**TASK**
Please count how many lines below contain the word "data" and give nothing but that figure.

*** EXTRACTED MATERIAL Section Begins ***

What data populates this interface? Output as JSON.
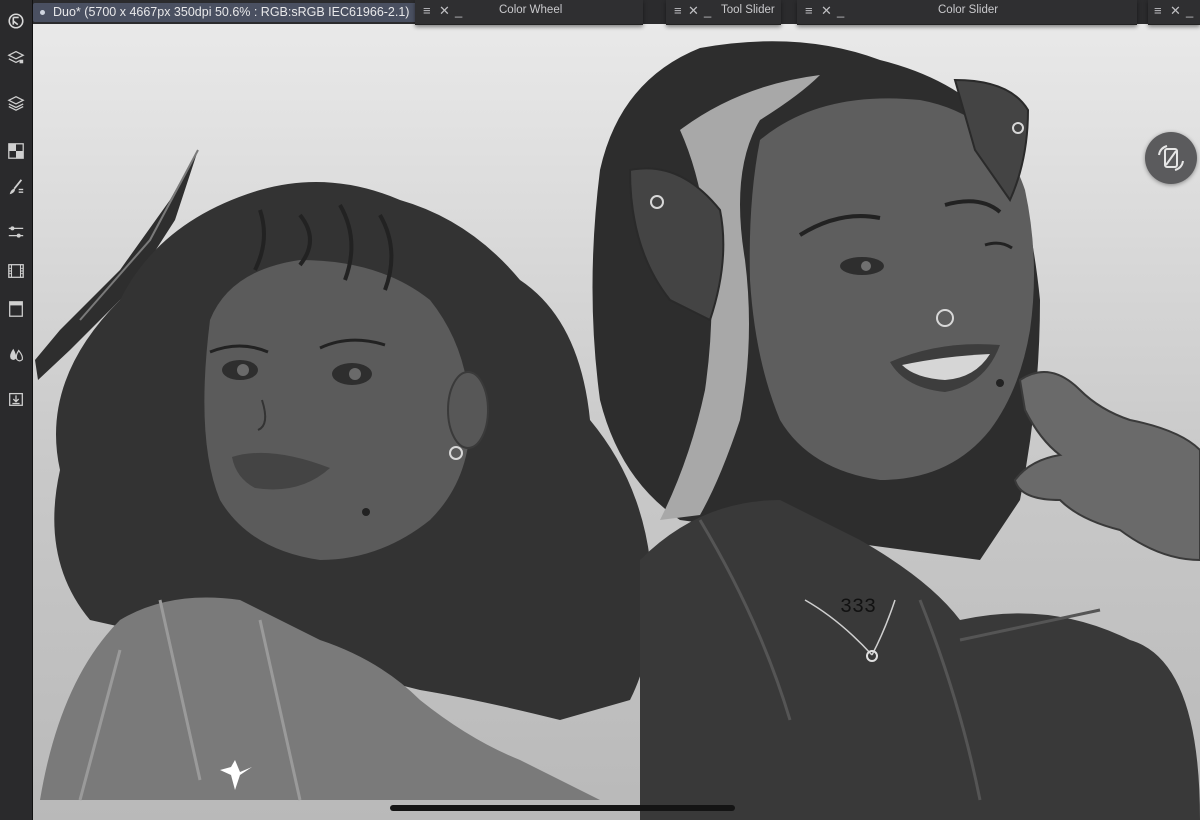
{
  "document": {
    "name": "Duo*",
    "info": "(5700 x 4667px 350dpi 50.6% : RGB:sRGB IEC61966-2.1)"
  },
  "panels": [
    {
      "title": "Color Wheel"
    },
    {
      "title": "Tool Slider"
    },
    {
      "title": "Color Slider"
    }
  ],
  "toolbar": {
    "icons": [
      "app-logo-icon",
      "layer-properties-icon",
      "layers-icon",
      "grid-icon",
      "brush-icon",
      "adjustment-sliders-icon",
      "animation-film-icon",
      "page-icon",
      "color-drops-icon",
      "export-icon"
    ]
  },
  "colors": {
    "accent_tab": "#4a5061",
    "chrome": "#2b2b2d"
  }
}
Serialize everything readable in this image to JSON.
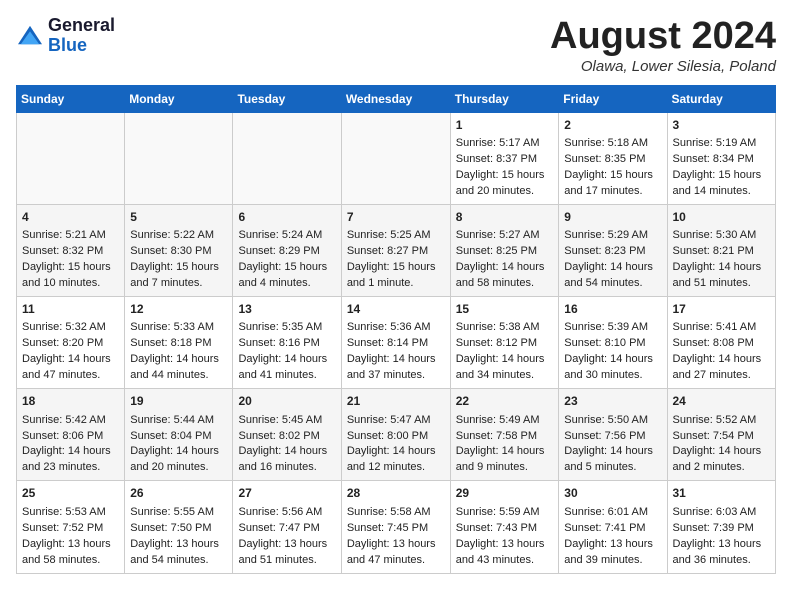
{
  "header": {
    "logo_line1": "General",
    "logo_line2": "Blue",
    "month_year": "August 2024",
    "location": "Olawa, Lower Silesia, Poland"
  },
  "days_of_week": [
    "Sunday",
    "Monday",
    "Tuesday",
    "Wednesday",
    "Thursday",
    "Friday",
    "Saturday"
  ],
  "weeks": [
    [
      {
        "day": "",
        "sunrise": "",
        "sunset": "",
        "daylight": ""
      },
      {
        "day": "",
        "sunrise": "",
        "sunset": "",
        "daylight": ""
      },
      {
        "day": "",
        "sunrise": "",
        "sunset": "",
        "daylight": ""
      },
      {
        "day": "",
        "sunrise": "",
        "sunset": "",
        "daylight": ""
      },
      {
        "day": "1",
        "sunrise": "Sunrise: 5:17 AM",
        "sunset": "Sunset: 8:37 PM",
        "daylight": "Daylight: 15 hours and 20 minutes."
      },
      {
        "day": "2",
        "sunrise": "Sunrise: 5:18 AM",
        "sunset": "Sunset: 8:35 PM",
        "daylight": "Daylight: 15 hours and 17 minutes."
      },
      {
        "day": "3",
        "sunrise": "Sunrise: 5:19 AM",
        "sunset": "Sunset: 8:34 PM",
        "daylight": "Daylight: 15 hours and 14 minutes."
      }
    ],
    [
      {
        "day": "4",
        "sunrise": "Sunrise: 5:21 AM",
        "sunset": "Sunset: 8:32 PM",
        "daylight": "Daylight: 15 hours and 10 minutes."
      },
      {
        "day": "5",
        "sunrise": "Sunrise: 5:22 AM",
        "sunset": "Sunset: 8:30 PM",
        "daylight": "Daylight: 15 hours and 7 minutes."
      },
      {
        "day": "6",
        "sunrise": "Sunrise: 5:24 AM",
        "sunset": "Sunset: 8:29 PM",
        "daylight": "Daylight: 15 hours and 4 minutes."
      },
      {
        "day": "7",
        "sunrise": "Sunrise: 5:25 AM",
        "sunset": "Sunset: 8:27 PM",
        "daylight": "Daylight: 15 hours and 1 minute."
      },
      {
        "day": "8",
        "sunrise": "Sunrise: 5:27 AM",
        "sunset": "Sunset: 8:25 PM",
        "daylight": "Daylight: 14 hours and 58 minutes."
      },
      {
        "day": "9",
        "sunrise": "Sunrise: 5:29 AM",
        "sunset": "Sunset: 8:23 PM",
        "daylight": "Daylight: 14 hours and 54 minutes."
      },
      {
        "day": "10",
        "sunrise": "Sunrise: 5:30 AM",
        "sunset": "Sunset: 8:21 PM",
        "daylight": "Daylight: 14 hours and 51 minutes."
      }
    ],
    [
      {
        "day": "11",
        "sunrise": "Sunrise: 5:32 AM",
        "sunset": "Sunset: 8:20 PM",
        "daylight": "Daylight: 14 hours and 47 minutes."
      },
      {
        "day": "12",
        "sunrise": "Sunrise: 5:33 AM",
        "sunset": "Sunset: 8:18 PM",
        "daylight": "Daylight: 14 hours and 44 minutes."
      },
      {
        "day": "13",
        "sunrise": "Sunrise: 5:35 AM",
        "sunset": "Sunset: 8:16 PM",
        "daylight": "Daylight: 14 hours and 41 minutes."
      },
      {
        "day": "14",
        "sunrise": "Sunrise: 5:36 AM",
        "sunset": "Sunset: 8:14 PM",
        "daylight": "Daylight: 14 hours and 37 minutes."
      },
      {
        "day": "15",
        "sunrise": "Sunrise: 5:38 AM",
        "sunset": "Sunset: 8:12 PM",
        "daylight": "Daylight: 14 hours and 34 minutes."
      },
      {
        "day": "16",
        "sunrise": "Sunrise: 5:39 AM",
        "sunset": "Sunset: 8:10 PM",
        "daylight": "Daylight: 14 hours and 30 minutes."
      },
      {
        "day": "17",
        "sunrise": "Sunrise: 5:41 AM",
        "sunset": "Sunset: 8:08 PM",
        "daylight": "Daylight: 14 hours and 27 minutes."
      }
    ],
    [
      {
        "day": "18",
        "sunrise": "Sunrise: 5:42 AM",
        "sunset": "Sunset: 8:06 PM",
        "daylight": "Daylight: 14 hours and 23 minutes."
      },
      {
        "day": "19",
        "sunrise": "Sunrise: 5:44 AM",
        "sunset": "Sunset: 8:04 PM",
        "daylight": "Daylight: 14 hours and 20 minutes."
      },
      {
        "day": "20",
        "sunrise": "Sunrise: 5:45 AM",
        "sunset": "Sunset: 8:02 PM",
        "daylight": "Daylight: 14 hours and 16 minutes."
      },
      {
        "day": "21",
        "sunrise": "Sunrise: 5:47 AM",
        "sunset": "Sunset: 8:00 PM",
        "daylight": "Daylight: 14 hours and 12 minutes."
      },
      {
        "day": "22",
        "sunrise": "Sunrise: 5:49 AM",
        "sunset": "Sunset: 7:58 PM",
        "daylight": "Daylight: 14 hours and 9 minutes."
      },
      {
        "day": "23",
        "sunrise": "Sunrise: 5:50 AM",
        "sunset": "Sunset: 7:56 PM",
        "daylight": "Daylight: 14 hours and 5 minutes."
      },
      {
        "day": "24",
        "sunrise": "Sunrise: 5:52 AM",
        "sunset": "Sunset: 7:54 PM",
        "daylight": "Daylight: 14 hours and 2 minutes."
      }
    ],
    [
      {
        "day": "25",
        "sunrise": "Sunrise: 5:53 AM",
        "sunset": "Sunset: 7:52 PM",
        "daylight": "Daylight: 13 hours and 58 minutes."
      },
      {
        "day": "26",
        "sunrise": "Sunrise: 5:55 AM",
        "sunset": "Sunset: 7:50 PM",
        "daylight": "Daylight: 13 hours and 54 minutes."
      },
      {
        "day": "27",
        "sunrise": "Sunrise: 5:56 AM",
        "sunset": "Sunset: 7:47 PM",
        "daylight": "Daylight: 13 hours and 51 minutes."
      },
      {
        "day": "28",
        "sunrise": "Sunrise: 5:58 AM",
        "sunset": "Sunset: 7:45 PM",
        "daylight": "Daylight: 13 hours and 47 minutes."
      },
      {
        "day": "29",
        "sunrise": "Sunrise: 5:59 AM",
        "sunset": "Sunset: 7:43 PM",
        "daylight": "Daylight: 13 hours and 43 minutes."
      },
      {
        "day": "30",
        "sunrise": "Sunrise: 6:01 AM",
        "sunset": "Sunset: 7:41 PM",
        "daylight": "Daylight: 13 hours and 39 minutes."
      },
      {
        "day": "31",
        "sunrise": "Sunrise: 6:03 AM",
        "sunset": "Sunset: 7:39 PM",
        "daylight": "Daylight: 13 hours and 36 minutes."
      }
    ]
  ]
}
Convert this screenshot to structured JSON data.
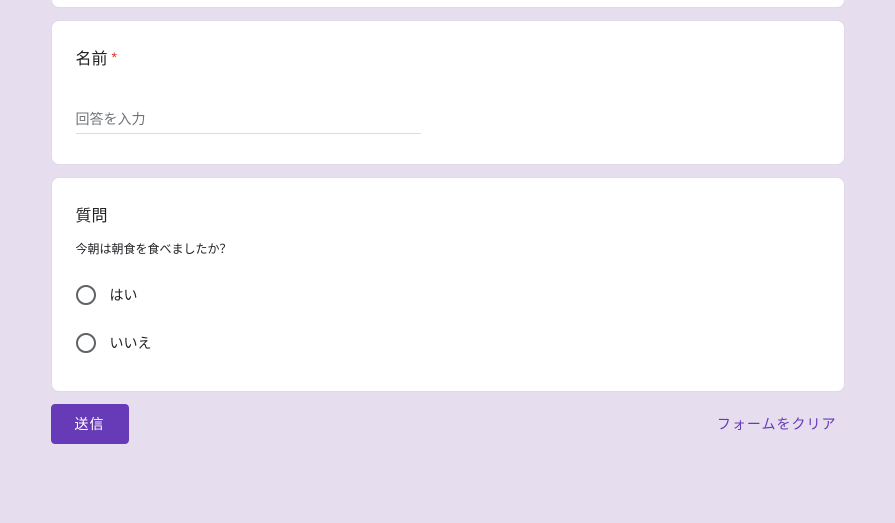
{
  "card1": {
    "title": "名前",
    "required_mark": "*",
    "placeholder": "回答を入力"
  },
  "card2": {
    "title": "質問",
    "subtitle": "今朝は朝食を食べましたか？",
    "options": [
      "はい",
      "いいえ"
    ]
  },
  "footer": {
    "submit": "送信",
    "clear": "フォームをクリア"
  }
}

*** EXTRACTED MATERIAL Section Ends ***

**EXERCISE RESPONSE**
2